Undermounts take up more space inside the vanity itself because they need to be braced from below. So if you’re short on storage, a top-mount might be a better choice. Top-mounts require more careful cleaning, though, because that lip can trap dirt and debris.

• Wall-mounted

These are mounted to the wall and don’t need a pedestal or vanity below. They’re perfect for very small bathrooms where space is at a premium.

• Pedestal

Here, the sink is attached to the wall like a wall mount, but there’s a pedestal below. They work well in small bathrooms and lend an Art Deco feel. The downside? With both wall mounts and pedestals, there’s no storage below.

• Vessel

These sit on top of the vanity, and they run from simple ceramic bowls to detailed copper rectangles to delicate glass works of art.

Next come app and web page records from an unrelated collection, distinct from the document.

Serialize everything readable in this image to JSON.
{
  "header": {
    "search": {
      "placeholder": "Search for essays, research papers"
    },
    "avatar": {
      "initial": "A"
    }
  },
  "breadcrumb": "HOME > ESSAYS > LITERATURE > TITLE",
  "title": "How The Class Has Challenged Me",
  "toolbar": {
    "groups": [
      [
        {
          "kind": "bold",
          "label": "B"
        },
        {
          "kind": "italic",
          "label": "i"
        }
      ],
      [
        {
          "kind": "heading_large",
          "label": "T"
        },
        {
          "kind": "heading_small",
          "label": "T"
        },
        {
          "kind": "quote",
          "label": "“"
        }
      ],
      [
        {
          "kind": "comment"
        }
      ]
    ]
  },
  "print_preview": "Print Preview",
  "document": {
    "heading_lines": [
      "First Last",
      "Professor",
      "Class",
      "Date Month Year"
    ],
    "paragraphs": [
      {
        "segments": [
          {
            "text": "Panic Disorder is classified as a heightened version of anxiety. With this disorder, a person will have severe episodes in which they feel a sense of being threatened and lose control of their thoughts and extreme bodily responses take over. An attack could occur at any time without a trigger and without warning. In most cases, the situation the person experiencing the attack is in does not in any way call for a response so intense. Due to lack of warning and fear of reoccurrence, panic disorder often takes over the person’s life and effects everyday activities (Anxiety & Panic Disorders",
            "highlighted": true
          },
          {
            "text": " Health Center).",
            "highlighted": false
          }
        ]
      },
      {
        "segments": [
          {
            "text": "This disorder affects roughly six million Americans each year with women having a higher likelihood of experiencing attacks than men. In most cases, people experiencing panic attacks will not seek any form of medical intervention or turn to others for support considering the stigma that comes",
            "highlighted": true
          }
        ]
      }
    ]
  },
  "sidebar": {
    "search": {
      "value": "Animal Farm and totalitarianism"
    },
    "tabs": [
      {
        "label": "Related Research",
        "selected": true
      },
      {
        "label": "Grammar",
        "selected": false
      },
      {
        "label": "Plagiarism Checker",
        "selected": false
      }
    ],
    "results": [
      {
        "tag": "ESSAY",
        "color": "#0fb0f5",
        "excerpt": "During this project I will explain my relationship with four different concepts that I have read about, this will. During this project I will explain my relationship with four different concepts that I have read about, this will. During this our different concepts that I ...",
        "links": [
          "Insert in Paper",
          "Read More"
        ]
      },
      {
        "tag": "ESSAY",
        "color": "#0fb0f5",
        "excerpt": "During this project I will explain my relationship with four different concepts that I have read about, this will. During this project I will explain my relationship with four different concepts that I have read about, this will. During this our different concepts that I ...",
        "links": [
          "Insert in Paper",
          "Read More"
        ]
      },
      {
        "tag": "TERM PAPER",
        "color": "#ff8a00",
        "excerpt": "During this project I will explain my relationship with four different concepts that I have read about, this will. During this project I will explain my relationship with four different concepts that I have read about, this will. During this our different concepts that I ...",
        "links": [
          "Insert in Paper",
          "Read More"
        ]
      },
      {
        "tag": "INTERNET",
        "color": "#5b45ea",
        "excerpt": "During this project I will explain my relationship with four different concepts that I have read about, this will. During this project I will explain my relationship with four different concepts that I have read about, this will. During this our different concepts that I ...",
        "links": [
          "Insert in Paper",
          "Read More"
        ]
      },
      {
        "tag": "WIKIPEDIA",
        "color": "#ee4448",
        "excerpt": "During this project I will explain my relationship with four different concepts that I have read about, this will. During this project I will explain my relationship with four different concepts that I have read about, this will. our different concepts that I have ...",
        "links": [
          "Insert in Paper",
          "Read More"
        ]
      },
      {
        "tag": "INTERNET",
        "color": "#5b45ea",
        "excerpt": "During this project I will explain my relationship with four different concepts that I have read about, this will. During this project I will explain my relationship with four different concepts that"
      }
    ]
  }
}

A downside of vessel sinks is that they are commonly made of fragile material.

Material Matters

Now that you know what type of sink you want, decide on the material.

• Ceramic

Ceramic sinks are easy to clean and great for bathrooms that get a lot of use and for households with kids.

• Glass

Mostly used in vessel sinks, glass is beautiful, colorful and offers a myriad of design choices. Trouble is, it’s delicate. Also, a word to the wise: If you’re buying your vessel from a glass artist and not a sink manufacturer, make sure it’s tempered glass or it will crack much more easily.

• Metal

Copper, stainless steel and brass are commonly used in sinks. Make sure to check the manufacturer’s guidelines on which cleaners are safe to use — not all are appropriate for metal.

• Stone

Usually used in vessel sinks, stone is durable and beautiful, but watch out — many stone sinks need sealing before the first use to prevent them from becoming stained by water spots.

Finishing Touches

Faucets are works of art these days. From graceful arched spouts to wall-mounted chutes, a faucet is the finishing touch to your sink. Choose one that matches the opening in your sink — it’s either single-hole, three-hole or widespread (a spout and two handles). Some vessels don’t have holes for faucets. Those need a wall-mounted faucet with a longer spout to extend into the bowl.

When it comes to finishes, brushed bronze and nickel are trending. You can choose to match the finish to the other hardware in your bathroom or have the faucet stand on its own. Other options include low-flow faucets that conserve water and motion-activated faucets for hands-free washing.

Use our guide to learn more about bath remodeling options and help build the best sink for your lifestyle.